If you’ve had trouble as a reporter getting access to major public health studies on gun violence, get ready to dive down a rabbit hole. The American Public Health Association just opened up to the public research related to firearms published in the American Journal of Public Health. Every article published in the journal about gun violence — studies, editorials, commentaries and essays — will soon be available. Continue reading
The ongoing push for open science and greater transparency in medical research just notched another win following new rules from the National Institutes of Health regarding federally funded research involving humans. As the Wall Street Journal recently reported, the NIH is broadening the definition of clinical trials for what must be registered and reported at ClinicalTrials.gov.
“Researchers must now report their findings on the site within a year of study completion or risk losing future funding,” wrote reporters Daniela Hernandez and Amy Dockser Marcus. Continue reading
Alexander Fleming developed penicillin, the first antibiotic, in 1928. In less than a century, scientists have developed more than 130 other antibiotics — saving millions of lives, making surgery safer than ever, transforming medicine … and creating the huge new problem of antibiotic resistance that threatens to toss us back into the pre-antibiotic era.
Take gonorrhea for just one example: humans have gone from having no way to treat the disease in the 1920s to having effective antibiotics against it to now, when the “bacteria has developed resistance to nearly every drug used for treatment,” according to the CDC. Continue reading
Two years ago Vox began a new feature section called Show Me the Evidence. In each piece, the reporter reviews several dozen recent studies on a specific question with the goal of summarizing the consensus of the evidence on that issue.
It’s important to provide context in any article about a single study or even a couple studies, but it’s not possible in daily journalism or even shorter features to dig deeply into all (or most of) the evidence on a specific topic and look at the big picture. Continue reading

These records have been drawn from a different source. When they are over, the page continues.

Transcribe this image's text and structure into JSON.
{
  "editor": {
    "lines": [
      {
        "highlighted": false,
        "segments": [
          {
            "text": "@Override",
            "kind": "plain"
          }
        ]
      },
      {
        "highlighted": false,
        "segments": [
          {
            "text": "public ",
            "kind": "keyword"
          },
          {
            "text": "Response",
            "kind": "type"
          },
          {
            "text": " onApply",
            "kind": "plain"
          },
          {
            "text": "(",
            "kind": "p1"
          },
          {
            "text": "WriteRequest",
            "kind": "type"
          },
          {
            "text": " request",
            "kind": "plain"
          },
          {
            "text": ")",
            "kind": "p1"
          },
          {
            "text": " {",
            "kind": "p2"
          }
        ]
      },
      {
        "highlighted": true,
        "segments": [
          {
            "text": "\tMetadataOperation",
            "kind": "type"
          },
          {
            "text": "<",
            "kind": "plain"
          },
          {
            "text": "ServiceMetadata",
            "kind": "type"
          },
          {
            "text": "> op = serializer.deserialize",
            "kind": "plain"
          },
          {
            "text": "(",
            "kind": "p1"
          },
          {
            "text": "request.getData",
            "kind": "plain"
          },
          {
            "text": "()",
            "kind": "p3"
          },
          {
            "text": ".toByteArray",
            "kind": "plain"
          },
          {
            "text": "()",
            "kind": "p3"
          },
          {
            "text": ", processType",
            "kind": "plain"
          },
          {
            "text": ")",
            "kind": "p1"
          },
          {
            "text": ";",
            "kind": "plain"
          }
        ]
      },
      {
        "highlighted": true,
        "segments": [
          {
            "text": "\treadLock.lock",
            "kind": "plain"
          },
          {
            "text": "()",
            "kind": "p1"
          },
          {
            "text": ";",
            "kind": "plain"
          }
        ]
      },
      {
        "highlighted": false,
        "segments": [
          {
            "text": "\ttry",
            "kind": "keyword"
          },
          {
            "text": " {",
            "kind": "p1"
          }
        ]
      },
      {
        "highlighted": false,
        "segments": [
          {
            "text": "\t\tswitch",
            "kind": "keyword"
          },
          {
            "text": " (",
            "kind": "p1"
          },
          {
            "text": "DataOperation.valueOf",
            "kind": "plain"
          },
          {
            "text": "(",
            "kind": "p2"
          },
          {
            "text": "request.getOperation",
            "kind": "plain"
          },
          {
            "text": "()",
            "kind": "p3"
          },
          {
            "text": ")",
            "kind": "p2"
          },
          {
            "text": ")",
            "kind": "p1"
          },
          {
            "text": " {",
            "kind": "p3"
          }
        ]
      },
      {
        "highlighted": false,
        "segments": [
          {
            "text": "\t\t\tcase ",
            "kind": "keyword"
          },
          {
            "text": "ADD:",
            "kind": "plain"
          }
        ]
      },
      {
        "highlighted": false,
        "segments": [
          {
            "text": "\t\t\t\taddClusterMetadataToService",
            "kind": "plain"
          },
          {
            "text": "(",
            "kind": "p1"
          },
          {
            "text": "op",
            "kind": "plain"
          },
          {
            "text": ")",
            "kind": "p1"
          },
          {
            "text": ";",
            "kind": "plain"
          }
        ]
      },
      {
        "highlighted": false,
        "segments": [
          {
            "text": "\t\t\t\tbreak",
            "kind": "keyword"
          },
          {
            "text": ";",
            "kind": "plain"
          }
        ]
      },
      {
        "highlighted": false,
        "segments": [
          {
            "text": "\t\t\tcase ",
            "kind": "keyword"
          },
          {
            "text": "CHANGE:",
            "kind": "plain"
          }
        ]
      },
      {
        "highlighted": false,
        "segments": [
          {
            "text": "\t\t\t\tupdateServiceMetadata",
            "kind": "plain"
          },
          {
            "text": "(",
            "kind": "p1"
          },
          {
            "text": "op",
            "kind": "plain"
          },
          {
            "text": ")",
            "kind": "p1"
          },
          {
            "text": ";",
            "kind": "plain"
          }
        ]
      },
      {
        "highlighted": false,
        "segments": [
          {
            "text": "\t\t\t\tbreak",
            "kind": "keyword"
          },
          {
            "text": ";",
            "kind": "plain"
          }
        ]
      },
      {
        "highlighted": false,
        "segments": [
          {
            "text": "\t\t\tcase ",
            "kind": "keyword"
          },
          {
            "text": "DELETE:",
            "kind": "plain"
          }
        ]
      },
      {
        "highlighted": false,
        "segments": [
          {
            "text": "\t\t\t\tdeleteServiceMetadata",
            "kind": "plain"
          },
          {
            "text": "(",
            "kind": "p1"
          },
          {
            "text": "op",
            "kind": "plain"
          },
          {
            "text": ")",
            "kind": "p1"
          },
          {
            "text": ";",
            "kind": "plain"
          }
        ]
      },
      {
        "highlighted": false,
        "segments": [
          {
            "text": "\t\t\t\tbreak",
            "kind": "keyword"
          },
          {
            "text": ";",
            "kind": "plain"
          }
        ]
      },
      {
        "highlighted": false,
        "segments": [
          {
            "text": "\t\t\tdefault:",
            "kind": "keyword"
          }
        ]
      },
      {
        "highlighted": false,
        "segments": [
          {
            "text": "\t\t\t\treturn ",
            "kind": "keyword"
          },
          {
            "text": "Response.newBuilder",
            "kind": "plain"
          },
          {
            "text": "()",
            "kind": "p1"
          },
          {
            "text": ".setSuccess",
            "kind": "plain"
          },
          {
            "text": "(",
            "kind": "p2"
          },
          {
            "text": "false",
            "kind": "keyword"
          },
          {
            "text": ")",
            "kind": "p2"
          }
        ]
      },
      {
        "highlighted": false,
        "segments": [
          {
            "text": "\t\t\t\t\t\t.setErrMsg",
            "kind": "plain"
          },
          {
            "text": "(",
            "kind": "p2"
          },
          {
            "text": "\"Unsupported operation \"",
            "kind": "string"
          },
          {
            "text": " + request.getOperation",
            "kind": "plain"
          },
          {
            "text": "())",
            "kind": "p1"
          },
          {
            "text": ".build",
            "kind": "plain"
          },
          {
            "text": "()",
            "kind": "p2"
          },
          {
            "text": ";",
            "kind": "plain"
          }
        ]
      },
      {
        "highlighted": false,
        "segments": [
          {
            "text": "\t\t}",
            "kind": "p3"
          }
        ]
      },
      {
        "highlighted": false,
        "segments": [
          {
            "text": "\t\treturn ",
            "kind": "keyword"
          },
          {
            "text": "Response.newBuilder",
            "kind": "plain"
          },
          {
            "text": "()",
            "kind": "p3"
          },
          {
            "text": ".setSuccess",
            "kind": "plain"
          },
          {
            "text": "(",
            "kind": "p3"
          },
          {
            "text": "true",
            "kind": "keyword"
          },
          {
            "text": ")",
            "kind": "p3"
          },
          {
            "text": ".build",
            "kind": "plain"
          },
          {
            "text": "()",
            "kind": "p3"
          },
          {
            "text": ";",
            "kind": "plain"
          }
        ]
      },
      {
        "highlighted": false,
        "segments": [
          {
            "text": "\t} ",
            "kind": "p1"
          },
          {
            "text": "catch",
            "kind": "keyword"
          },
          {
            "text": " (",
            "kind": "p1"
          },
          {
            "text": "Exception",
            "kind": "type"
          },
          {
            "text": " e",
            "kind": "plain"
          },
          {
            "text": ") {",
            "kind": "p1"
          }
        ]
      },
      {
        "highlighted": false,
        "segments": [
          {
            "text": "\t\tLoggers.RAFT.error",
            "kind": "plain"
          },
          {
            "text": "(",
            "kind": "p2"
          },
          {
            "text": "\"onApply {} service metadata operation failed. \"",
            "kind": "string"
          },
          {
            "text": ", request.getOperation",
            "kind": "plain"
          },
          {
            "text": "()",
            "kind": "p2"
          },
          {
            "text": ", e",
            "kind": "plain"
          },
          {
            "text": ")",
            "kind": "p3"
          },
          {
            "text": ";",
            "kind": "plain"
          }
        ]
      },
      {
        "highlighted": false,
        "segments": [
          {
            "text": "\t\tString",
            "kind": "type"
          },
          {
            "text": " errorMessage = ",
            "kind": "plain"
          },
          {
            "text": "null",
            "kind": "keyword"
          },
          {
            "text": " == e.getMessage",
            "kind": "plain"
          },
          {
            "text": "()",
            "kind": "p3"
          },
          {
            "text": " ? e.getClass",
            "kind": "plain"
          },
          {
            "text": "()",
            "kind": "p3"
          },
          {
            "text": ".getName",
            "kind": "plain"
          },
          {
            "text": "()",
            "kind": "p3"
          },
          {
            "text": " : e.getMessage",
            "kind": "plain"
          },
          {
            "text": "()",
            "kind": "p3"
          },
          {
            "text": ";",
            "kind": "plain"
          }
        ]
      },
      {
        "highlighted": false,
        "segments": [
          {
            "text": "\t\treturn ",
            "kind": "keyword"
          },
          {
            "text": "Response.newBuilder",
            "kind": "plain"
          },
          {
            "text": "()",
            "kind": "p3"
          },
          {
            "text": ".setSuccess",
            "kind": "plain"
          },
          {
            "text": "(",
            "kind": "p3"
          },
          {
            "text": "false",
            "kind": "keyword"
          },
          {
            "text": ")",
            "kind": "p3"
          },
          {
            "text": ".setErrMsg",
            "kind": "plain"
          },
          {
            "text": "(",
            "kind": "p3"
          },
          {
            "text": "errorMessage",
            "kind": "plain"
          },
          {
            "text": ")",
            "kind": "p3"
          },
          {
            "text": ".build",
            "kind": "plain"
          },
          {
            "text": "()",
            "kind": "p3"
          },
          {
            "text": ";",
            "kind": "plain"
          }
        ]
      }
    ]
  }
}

The most recent wave of reporting on sexual abuse and sexual harassment began with the report on Harvey Weinstein’s decades of abuse in Hollywood, but other accusations of sexual assault and harassment by prominent figures continue to dominate the headlines. As more survivors of sexual assault and harassment come forward, journalists face a dual challenge.
First, they need to corroborate and fact check their stories as they would any other story, a necessity driven home recently by the Washington Post’s report of an attempt to deceive the paper into reporting a false accusation against Roy Moore, a nominee in Alabama for a U.S. Senate seat. Continue reading